Oil companies planning to do business in Iran should be wary of the problems in the country’s energy sector. It is chronically corruption and mismanaged. There remains an ever-present risk that the nuclear agreement could collapse and that sanctions would snap back into place. Investments in Iran’s oil industry thus remain risky, and they may take a decade or more to bear fruit. Investors know this, and there is little reason to think that they will stampede into the country.
Ending sanctions will possibly boost Iran’s economy, but before these effects are seen, the influx of cash to the Iranian economy will provide the government’s hardliners and the Islamic Revolutionary Guard Corps with a corpus of cash, with the latter being the number one beneficiary of the end of the sanctions.
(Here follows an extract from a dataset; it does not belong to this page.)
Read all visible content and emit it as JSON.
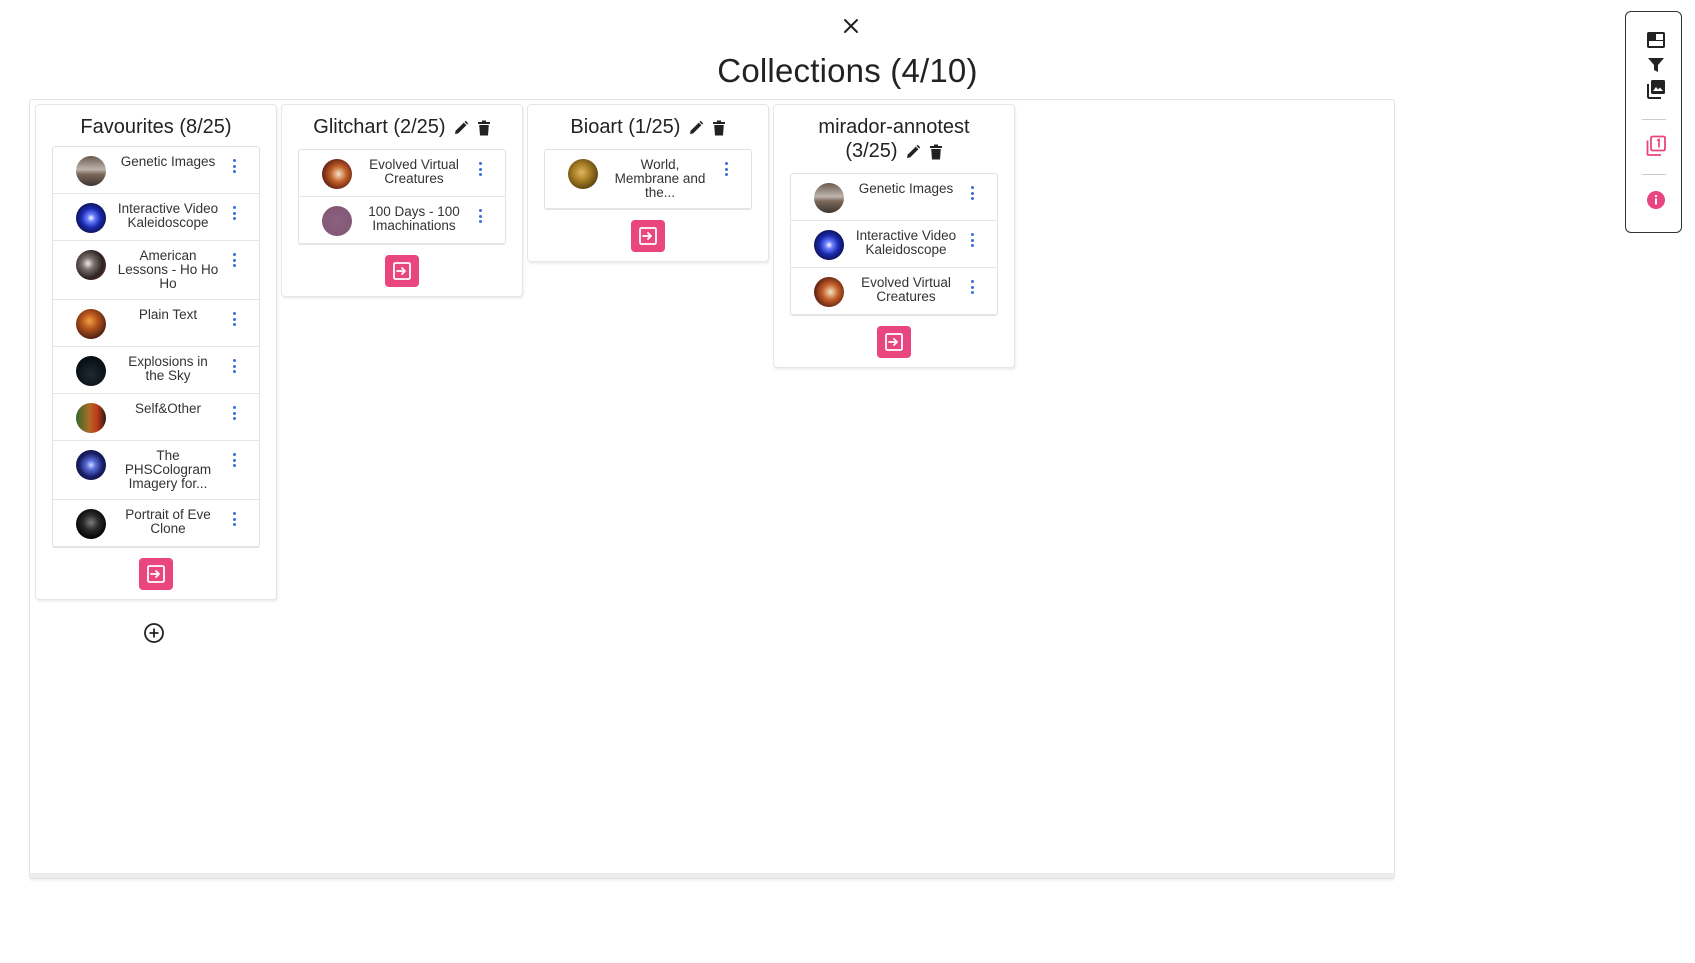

Contrary to Washington’s stance that the lifting of sanctions will boost the Iranian economy, which will soften Iranian officials’ positions and promote better behavior within Tehran, boosting the economy will likely increase hardliners’ income and their influence over politics and the national economy. Ending sanctions will also strengthen the Revolutionary Guard Corps, resulting in an environment in which proliferation and regional instability becomes all the more likely. Years of stagnation within Iran’s oil sector cannot be fixed overnight, just as sanctions cannot be lifted in a day. Both governments and oil companies should be wary of rushing into Iran when much of the heavy lifting is still ahead.